**INSTRUCTIONS FOR THE TASK**
All records must be restated word for word.

==== PROVIDED RECORDS ====

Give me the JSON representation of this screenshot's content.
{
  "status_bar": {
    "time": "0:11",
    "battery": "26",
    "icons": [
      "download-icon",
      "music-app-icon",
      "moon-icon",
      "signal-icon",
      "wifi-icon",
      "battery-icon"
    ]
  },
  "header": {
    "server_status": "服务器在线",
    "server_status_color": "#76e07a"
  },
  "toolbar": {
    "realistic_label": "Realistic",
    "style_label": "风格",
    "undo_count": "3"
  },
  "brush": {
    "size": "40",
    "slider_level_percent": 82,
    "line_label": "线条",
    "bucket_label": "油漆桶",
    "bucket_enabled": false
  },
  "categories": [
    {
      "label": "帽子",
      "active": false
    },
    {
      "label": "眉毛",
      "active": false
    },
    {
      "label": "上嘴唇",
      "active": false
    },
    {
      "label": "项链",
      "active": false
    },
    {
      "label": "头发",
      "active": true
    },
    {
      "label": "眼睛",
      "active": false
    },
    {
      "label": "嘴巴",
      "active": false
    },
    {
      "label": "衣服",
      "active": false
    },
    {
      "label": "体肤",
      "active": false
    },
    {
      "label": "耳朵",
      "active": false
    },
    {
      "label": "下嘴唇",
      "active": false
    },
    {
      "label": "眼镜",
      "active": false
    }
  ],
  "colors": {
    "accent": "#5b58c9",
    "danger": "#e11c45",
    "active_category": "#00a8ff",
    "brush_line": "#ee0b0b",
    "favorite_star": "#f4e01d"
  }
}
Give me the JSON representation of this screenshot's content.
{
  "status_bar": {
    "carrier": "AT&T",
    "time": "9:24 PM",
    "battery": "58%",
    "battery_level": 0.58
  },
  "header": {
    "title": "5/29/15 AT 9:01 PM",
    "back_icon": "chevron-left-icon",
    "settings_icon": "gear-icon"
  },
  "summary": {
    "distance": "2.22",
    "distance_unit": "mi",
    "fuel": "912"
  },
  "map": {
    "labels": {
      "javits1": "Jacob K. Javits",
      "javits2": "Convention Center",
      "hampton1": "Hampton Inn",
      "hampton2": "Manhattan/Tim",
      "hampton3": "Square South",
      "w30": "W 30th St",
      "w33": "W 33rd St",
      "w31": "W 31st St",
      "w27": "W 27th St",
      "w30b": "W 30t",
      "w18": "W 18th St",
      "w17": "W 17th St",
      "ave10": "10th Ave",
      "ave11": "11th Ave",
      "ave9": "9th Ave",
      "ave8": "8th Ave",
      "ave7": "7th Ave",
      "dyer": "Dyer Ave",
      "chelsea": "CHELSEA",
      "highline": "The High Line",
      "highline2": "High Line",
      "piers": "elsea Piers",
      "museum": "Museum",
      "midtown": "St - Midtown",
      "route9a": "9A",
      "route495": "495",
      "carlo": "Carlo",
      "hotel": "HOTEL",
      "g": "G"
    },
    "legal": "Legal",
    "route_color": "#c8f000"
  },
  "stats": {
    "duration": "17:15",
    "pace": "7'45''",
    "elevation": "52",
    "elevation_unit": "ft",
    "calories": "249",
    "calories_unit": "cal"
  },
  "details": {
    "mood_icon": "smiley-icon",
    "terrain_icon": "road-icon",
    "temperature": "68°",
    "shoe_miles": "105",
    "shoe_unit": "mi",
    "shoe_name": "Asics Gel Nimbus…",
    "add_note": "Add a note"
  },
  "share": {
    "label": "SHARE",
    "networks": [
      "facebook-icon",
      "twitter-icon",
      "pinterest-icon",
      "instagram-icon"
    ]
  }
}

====

**SOLUTION TO THE EXERCISE**
Give me the JSON representation of this screenshot's content.
{
  "status_bar": {
    "time": "0:11",
    "battery": "26",
    "icons": [
      "download-icon",
      "music-app-icon",
      "moon-icon",
      "signal-icon",
      "wifi-icon",
      "battery-icon"
    ]
  },
  "header": {
    "server_status": "服务器在线",
    "server_status_color": "#76e07a"
  },
  "toolbar": {
    "realistic_label": "Realistic",
    "style_label": "风格",
    "undo_count": "3"
  },
  "brush": {
    "size": "40",
    "slider_level_percent": 82,
    "line_label": "线条",
    "bucket_label": "油漆桶",
    "bucket_enabled": false
  },
  "categories": [
    {
      "label": "帽子",
      "active": false
    },
    {
      "label": "眉毛",
      "active": false
    },
    {
      "label": "上嘴唇",
      "active": false
    },
    {
      "label": "项链",
      "active": false
    },
    {
      "label": "头发",
      "active": true
    },
    {
      "label": "眼睛",
      "active": false
    },
    {
      "label": "嘴巴",
      "active": false
    },
    {
      "label": "衣服",
      "active": false
    },
    {
      "label": "体肤",
      "active": false
    },
    {
      "label": "耳朵",
      "active": false
    },
    {
      "label": "下嘴唇",
      "active": false
    },
    {
      "label": "眼镜",
      "active": false
    }
  ],
  "colors": {
    "accent": "#5b58c9",
    "danger": "#e11c45",
    "active_category": "#00a8ff",
    "brush_line": "#ee0b0b",
    "favorite_star": "#f4e01d"
  }
}
Give me the JSON representation of this screenshot's content.
{
  "status_bar": {
    "carrier": "AT&T",
    "time": "9:24 PM",
    "battery": "58%",
    "battery_level": 0.58
  },
  "header": {
    "title": "5/29/15 AT 9:01 PM",
    "back_icon": "chevron-left-icon",
    "settings_icon": "gear-icon"
  },
  "summary": {
    "distance": "2.22",
    "distance_unit": "mi",
    "fuel": "912"
  },
  "map": {
    "labels": {
      "javits1": "Jacob K. Javits",
      "javits2": "Convention Center",
      "hampton1": "Hampton Inn",
      "hampton2": "Manhattan/Tim",
      "hampton3": "Square South",
      "w30": "W 30th St",
      "w33": "W 33rd St",
      "w31": "W 31st St",
      "w27": "W 27th St",
      "w30b": "W 30t",
      "w18": "W 18th St",
      "w17": "W 17th St",
      "ave10": "10th Ave",
      "ave11": "11th Ave",
      "ave9": "9th Ave",
      "ave8": "8th Ave",
      "ave7": "7th Ave",
      "dyer": "Dyer Ave",
      "chelsea": "CHELSEA",
      "highline": "The High Line",
      "highline2": "High Line",
      "piers": "elsea Piers",
      "museum": "Museum",
      "midtown": "St - Midtown",
      "route9a": "9A",
      "route495": "495",
      "carlo": "Carlo",
      "hotel": "HOTEL",
      "g": "G"
    },
    "legal": "Legal",
    "route_color": "#c8f000"
  },
  "stats": {
    "duration": "17:15",
    "pace": "7'45''",
    "elevation": "52",
    "elevation_unit": "ft",
    "calories": "249",
    "calories_unit": "cal"
  },
  "details": {
    "mood_icon": "smiley-icon",
    "terrain_icon": "road-icon",
    "temperature": "68°",
    "shoe_miles": "105",
    "shoe_unit": "mi",
    "shoe_name": "Asics Gel Nimbus…",
    "add_note": "Add a note"
  },
  "share": {
    "label": "SHARE",
    "networks": [
      "facebook-icon",
      "twitter-icon",
      "pinterest-icon",
      "instagram-icon"
    ]
  }
}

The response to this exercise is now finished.